Gospel: Matthew 11:16-19
Jesus blames his generation who listened neither to John the Baptist nor to himself.
Jesus said to his disciples, “To what will I compare this generation? It is like children sitting in the marketplaces and calling to one another, ‘We played the flute for you, and you did not dance; we wailed, and you did not mourn.’ For John came neither eating nor drinking, and they say, ‘He has a demon’; the Son of Man came eating and drinking, and they say, ‘Look, a glutton and a drunkard, a friend of tax collectors and sinners!’ Yet wisdom is vindicated by her deeds.”
Variety of charisms
Each person tends to opt for one lifestyle among various possibilities, since God created each of us with a distinctive personality, special preferences, individualized vocations. Because we tend to become overly specialized with strong likes and dislikes, we badly need others to complement what we are lacking. St. Paul even went so far as to say that each of us must fill up what is lacking in the body of Christ! Yet we tend to resist this advice; we do not want to admit our weaknesses. We even become defensive and then aggressive if others detect our inability to perform or control.
This ability to fill in what is missing in any of us is suggested by Jesus’ words. He quoted a proverb to the effect that we need joyful people who readily dance and compassionate people who readily sympathize. Yet every initiative can be spurned and ridiculed: “We piped you a tune but you did not dance! We sang you a dirge but you did not wail!” Jesus was leading up to this punchline: John the Baptist was seen neither eating nor drinking, and people say, “He is mad!” The Son of Man was seen eating and drinking, and they say, “He is a glutton and a drunkard, a lover of tax collectors and those outside the law!” Many practical conclusions can be drawn from these words, but most of all he is pleading with us to give the other person a chance. We must not judge harshly nor condemn too quickly. Others have every right to that which God provides so plentifully and so freely, namely time.
If we remain united in love, we will be long in patience and slow with judgment. We will persevere through all difficulties and give everyone the necessary time and space to grow and to make his contribution. We will feel a serious need for the help and contribution of others, all the more as we develop our own specialized talents. Only through others will we be truly balanced and integral in our values and attitude.
Dances and dirges
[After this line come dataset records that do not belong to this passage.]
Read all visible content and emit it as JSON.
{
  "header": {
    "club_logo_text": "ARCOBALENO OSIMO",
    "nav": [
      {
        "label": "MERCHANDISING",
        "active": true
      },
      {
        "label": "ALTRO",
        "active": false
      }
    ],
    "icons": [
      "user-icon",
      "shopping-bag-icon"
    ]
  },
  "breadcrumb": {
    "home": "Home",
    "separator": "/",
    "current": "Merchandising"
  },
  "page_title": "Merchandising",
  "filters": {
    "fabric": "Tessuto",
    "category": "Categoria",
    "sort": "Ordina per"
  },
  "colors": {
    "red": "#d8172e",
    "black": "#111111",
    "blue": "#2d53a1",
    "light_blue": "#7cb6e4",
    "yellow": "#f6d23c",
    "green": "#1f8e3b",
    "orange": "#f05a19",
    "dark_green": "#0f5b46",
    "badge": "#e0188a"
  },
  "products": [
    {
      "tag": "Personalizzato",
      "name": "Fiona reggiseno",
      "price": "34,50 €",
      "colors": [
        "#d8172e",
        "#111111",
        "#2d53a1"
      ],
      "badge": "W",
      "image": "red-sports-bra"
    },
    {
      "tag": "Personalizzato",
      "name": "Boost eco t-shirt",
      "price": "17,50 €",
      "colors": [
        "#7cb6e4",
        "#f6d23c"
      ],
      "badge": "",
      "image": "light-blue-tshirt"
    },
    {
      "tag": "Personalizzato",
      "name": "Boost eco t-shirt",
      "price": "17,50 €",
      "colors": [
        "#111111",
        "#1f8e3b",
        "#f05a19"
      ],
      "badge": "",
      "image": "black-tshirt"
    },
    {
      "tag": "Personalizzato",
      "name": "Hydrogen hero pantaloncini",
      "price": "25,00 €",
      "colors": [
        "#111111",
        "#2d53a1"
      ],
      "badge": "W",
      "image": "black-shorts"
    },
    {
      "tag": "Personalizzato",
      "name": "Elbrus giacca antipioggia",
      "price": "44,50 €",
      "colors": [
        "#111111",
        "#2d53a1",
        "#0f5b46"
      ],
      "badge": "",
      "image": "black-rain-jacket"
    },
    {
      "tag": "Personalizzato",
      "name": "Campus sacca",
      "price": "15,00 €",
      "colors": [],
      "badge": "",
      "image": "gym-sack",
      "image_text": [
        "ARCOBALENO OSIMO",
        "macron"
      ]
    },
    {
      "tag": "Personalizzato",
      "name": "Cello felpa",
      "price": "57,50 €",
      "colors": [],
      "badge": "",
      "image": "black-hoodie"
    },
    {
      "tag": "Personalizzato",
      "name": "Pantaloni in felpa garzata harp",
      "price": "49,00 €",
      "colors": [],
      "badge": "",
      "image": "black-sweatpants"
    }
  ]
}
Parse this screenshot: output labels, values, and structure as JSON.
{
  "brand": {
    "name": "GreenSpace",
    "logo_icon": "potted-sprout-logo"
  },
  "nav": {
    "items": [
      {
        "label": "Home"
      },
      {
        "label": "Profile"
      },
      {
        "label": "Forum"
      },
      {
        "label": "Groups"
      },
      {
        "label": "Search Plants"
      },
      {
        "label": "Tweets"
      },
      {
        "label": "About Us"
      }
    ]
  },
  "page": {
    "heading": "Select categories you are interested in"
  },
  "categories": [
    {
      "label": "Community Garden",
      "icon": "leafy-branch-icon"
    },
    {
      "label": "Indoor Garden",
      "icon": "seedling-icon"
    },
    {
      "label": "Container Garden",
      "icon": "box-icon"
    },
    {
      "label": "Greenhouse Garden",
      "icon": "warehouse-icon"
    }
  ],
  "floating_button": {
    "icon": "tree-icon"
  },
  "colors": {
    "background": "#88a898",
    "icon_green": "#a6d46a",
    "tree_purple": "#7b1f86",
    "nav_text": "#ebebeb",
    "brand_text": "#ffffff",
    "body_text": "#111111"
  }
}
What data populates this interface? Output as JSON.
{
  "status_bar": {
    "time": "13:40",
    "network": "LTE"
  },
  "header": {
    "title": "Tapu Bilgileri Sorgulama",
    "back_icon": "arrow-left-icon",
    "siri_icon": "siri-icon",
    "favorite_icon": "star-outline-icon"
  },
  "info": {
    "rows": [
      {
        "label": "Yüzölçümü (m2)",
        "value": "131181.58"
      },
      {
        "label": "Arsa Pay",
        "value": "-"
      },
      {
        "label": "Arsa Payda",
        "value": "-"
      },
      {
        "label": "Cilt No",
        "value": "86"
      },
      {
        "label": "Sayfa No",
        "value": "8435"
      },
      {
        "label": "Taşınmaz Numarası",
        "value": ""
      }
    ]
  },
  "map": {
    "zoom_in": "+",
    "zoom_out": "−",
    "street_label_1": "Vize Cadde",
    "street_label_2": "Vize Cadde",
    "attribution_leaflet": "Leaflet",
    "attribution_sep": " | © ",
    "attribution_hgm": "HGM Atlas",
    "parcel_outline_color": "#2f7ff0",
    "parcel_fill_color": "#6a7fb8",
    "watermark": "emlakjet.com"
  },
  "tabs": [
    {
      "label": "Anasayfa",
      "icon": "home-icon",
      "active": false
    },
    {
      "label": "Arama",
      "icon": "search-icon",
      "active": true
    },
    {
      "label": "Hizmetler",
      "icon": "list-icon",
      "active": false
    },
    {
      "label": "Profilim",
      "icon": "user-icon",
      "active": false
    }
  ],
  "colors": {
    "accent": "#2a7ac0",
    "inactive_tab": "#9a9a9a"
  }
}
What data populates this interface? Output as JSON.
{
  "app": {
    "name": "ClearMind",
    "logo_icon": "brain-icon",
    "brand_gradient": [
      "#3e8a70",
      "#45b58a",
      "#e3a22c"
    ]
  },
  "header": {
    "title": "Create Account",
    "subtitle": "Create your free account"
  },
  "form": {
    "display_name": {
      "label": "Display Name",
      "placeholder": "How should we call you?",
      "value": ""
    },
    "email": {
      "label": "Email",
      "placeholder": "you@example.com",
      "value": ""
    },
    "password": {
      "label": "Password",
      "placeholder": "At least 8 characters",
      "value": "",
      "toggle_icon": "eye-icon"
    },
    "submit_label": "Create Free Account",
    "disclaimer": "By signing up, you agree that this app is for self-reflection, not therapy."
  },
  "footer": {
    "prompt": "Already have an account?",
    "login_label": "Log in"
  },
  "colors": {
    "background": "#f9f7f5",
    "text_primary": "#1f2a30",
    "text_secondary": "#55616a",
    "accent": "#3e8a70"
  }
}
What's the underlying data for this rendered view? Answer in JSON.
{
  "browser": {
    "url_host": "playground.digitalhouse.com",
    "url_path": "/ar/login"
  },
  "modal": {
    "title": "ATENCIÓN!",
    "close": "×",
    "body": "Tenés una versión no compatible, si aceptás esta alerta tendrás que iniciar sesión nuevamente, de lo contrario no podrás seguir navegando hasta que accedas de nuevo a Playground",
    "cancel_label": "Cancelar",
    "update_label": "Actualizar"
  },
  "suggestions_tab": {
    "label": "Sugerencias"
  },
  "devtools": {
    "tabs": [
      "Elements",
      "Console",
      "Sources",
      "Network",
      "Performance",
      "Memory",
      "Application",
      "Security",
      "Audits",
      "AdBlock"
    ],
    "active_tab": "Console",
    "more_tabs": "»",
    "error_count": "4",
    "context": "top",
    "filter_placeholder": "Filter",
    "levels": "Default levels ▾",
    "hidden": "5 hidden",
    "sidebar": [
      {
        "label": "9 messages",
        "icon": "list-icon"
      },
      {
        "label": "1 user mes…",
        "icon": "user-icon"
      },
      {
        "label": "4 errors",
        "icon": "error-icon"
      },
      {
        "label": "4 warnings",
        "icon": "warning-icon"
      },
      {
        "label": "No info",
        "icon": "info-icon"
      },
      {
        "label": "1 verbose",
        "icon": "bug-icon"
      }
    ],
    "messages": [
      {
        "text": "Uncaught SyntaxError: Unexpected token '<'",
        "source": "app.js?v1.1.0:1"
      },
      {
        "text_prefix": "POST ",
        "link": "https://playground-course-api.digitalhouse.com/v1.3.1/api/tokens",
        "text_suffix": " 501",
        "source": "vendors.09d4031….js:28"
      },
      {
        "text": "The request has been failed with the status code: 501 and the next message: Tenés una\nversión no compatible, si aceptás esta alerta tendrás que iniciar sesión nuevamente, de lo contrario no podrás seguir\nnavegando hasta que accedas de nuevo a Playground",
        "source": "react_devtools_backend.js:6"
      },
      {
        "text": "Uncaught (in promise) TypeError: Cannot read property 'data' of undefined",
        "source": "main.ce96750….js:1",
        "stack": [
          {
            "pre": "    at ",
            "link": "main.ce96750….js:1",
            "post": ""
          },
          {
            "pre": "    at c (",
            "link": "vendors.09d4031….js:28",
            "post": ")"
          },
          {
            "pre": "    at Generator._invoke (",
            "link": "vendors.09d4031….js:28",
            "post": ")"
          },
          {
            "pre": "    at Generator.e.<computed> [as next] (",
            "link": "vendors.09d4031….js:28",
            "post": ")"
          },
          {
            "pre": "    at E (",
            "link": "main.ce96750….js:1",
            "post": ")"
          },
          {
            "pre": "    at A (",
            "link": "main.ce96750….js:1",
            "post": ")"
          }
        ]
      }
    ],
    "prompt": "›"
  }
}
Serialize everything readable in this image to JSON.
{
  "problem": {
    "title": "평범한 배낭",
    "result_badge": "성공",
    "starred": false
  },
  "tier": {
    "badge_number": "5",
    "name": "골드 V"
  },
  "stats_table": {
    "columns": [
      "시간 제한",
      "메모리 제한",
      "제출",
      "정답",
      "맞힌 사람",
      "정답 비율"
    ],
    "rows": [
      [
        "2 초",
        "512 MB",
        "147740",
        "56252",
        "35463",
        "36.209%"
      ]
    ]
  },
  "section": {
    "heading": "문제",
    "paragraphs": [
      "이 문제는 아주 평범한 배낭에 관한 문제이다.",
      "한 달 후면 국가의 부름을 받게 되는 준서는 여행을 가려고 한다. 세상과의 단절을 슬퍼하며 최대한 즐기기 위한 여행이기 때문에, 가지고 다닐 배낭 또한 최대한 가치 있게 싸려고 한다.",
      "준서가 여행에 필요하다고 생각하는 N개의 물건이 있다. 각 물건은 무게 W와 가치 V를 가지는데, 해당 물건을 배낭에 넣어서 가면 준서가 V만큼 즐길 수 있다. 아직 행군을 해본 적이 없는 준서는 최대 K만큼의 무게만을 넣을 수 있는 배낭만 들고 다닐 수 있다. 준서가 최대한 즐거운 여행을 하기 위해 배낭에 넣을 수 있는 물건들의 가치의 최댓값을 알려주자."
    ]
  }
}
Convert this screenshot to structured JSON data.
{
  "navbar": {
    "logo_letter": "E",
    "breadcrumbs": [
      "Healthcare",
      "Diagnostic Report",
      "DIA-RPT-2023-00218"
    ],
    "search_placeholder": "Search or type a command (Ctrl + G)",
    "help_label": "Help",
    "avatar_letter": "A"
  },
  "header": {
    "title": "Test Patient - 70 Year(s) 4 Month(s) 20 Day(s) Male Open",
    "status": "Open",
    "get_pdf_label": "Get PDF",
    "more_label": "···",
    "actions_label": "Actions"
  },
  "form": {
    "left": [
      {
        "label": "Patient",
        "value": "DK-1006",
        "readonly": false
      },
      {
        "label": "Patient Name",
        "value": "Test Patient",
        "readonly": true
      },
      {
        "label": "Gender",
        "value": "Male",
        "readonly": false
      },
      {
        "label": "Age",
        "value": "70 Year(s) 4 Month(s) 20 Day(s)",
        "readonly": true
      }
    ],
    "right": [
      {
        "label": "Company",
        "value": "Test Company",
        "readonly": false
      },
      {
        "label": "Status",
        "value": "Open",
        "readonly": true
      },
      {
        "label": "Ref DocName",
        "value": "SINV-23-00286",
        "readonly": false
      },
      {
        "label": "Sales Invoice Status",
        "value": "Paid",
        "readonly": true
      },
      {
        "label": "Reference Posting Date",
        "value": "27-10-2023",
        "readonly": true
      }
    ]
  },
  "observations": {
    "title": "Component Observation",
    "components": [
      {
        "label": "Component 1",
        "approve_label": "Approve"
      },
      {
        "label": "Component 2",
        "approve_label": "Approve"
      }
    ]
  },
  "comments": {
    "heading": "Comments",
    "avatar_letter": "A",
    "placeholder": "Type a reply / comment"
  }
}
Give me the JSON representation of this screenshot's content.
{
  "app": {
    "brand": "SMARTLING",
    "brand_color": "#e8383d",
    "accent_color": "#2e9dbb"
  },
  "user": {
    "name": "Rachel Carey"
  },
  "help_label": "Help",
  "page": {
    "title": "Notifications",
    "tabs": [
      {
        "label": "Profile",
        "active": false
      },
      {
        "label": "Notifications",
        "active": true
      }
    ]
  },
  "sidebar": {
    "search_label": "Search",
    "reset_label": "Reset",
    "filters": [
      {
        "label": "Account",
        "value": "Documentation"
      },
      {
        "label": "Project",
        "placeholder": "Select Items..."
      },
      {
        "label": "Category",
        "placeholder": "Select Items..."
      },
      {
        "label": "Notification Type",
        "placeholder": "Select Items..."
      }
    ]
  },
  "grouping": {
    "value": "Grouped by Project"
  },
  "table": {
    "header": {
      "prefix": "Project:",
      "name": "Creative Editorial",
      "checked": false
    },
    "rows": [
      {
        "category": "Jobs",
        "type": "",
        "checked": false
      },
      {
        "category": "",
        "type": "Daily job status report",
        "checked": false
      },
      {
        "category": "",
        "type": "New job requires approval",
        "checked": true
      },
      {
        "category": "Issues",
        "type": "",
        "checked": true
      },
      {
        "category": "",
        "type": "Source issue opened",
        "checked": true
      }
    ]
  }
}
Jesus was a keen observer of people of all ages. He often spoke about his own ministry and the kingdom of God using practical images drawn from day to day life. The gospel says we find him drawing on his observation of children at play in the market square. Sometimes their games reflect the joy of life. Some pretend to play pipes while other children dance to the music. At other times their games reflect the sorrows of life. Some children would sing dirges while others would mourn and wail in response. Jesus noticed how some children refused to join in any game; they wouldn’t dance when the pipes were played and they wouldn’t be mourners when dirges were sung. These unresponsive children remind Jesus of some adults round about him; they would neither mourn in response to the grim message of John the Baptist nor dance in response to the joyful message of Jesus. They dismissed John as possessed and Jesus as a glutton and a drunkard. It is interesting how Jesus identifies his own ministry with the piper and the dance. His life and his message are good news, the good news of God’s love for us all; he plays a joyful tune. We are called to move in unison with the music of Jesus, the music of his Spirit in our lives. We try to attune ourselves to the Lord’s rhythm and melody and allow it to shape all that we say and do. That is our Advent calling in preparation for our celebration of the birth of Jesus.